Records from a data source
##########

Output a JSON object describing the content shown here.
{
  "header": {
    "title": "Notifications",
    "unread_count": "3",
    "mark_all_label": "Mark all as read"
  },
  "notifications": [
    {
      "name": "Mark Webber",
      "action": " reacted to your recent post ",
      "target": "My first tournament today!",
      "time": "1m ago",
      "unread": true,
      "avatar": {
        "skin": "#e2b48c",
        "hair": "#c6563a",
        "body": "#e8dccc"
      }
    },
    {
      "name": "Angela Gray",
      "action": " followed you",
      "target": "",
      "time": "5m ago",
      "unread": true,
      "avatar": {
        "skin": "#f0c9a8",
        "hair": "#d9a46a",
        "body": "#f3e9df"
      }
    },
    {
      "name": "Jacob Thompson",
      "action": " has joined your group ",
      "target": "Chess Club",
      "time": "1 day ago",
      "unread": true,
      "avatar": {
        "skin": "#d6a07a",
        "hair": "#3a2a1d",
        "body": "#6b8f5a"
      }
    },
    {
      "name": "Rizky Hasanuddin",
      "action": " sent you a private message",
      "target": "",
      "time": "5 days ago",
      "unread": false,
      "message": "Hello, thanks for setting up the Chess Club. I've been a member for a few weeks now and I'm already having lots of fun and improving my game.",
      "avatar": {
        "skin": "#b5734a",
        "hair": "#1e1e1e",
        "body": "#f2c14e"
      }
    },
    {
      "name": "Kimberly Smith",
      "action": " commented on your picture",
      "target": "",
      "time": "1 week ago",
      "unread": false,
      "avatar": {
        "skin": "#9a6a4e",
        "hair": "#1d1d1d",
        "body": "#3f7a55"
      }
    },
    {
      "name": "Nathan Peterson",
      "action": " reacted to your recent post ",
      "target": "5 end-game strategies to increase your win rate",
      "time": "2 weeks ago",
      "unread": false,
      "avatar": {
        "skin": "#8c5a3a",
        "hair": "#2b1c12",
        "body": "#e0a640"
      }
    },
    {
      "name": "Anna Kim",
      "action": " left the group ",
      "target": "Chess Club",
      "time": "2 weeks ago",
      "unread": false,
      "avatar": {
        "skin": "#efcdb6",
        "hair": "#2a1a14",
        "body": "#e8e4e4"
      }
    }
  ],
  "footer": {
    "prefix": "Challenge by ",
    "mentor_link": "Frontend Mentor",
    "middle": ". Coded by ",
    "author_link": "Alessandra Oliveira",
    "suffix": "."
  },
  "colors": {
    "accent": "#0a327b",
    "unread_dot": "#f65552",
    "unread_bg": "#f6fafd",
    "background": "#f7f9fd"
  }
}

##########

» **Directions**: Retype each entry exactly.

» **Worked solution**:
Output a JSON object describing the content shown here.
{
  "header": {
    "title": "Notifications",
    "unread_count": "3",
    "mark_all_label": "Mark all as read"
  },
  "notifications": [
    {
      "name": "Mark Webber",
      "action": " reacted to your recent post ",
      "target": "My first tournament today!",
      "time": "1m ago",
      "unread": true,
      "avatar": {
        "skin": "#e2b48c",
        "hair": "#c6563a",
        "body": "#e8dccc"
      }
    },
    {
      "name": "Angela Gray",
      "action": " followed you",
      "target": "",
      "time": "5m ago",
      "unread": true,
      "avatar": {
        "skin": "#f0c9a8",
        "hair": "#d9a46a",
        "body": "#f3e9df"
      }
    },
    {
      "name": "Jacob Thompson",
      "action": " has joined your group ",
      "target": "Chess Club",
      "time": "1 day ago",
      "unread": true,
      "avatar": {
        "skin": "#d6a07a",
        "hair": "#3a2a1d",
        "body": "#6b8f5a"
      }
    },
    {
      "name": "Rizky Hasanuddin",
      "action": " sent you a private message",
      "target": "",
      "time": "5 days ago",
      "unread": false,
      "message": "Hello, thanks for setting up the Chess Club. I've been a member for a few weeks now and I'm already having lots of fun and improving my game.",
      "avatar": {
        "skin": "#b5734a",
        "hair": "#1e1e1e",
        "body": "#f2c14e"
      }
    },
    {
      "name": "Kimberly Smith",
      "action": " commented on your picture",
      "target": "",
      "time": "1 week ago",
      "unread": false,
      "avatar": {
        "skin": "#9a6a4e",
        "hair": "#1d1d1d",
        "body": "#3f7a55"
      }
    },
    {
      "name": "Nathan Peterson",
      "action": " reacted to your recent post ",
      "target": "5 end-game strategies to increase your win rate",
      "time": "2 weeks ago",
      "unread": false,
      "avatar": {
        "skin": "#8c5a3a",
        "hair": "#2b1c12",
        "body": "#e0a640"
      }
    },
    {
      "name": "Anna Kim",
      "action": " left the group ",
      "target": "Chess Club",
      "time": "2 weeks ago",
      "unread": false,
      "avatar": {
        "skin": "#efcdb6",
        "hair": "#2a1a14",
        "body": "#e8e4e4"
      }
    }
  ],
  "footer": {
    "prefix": "Challenge by ",
    "mentor_link": "Frontend Mentor",
    "middle": ". Coded by ",
    "author_link": "Alessandra Oliveira",
    "suffix": "."
  },
  "colors": {
    "accent": "#0a327b",
    "unread_dot": "#f65552",
    "unread_bg": "#f6fafd",
    "background": "#f7f9fd"
  }
}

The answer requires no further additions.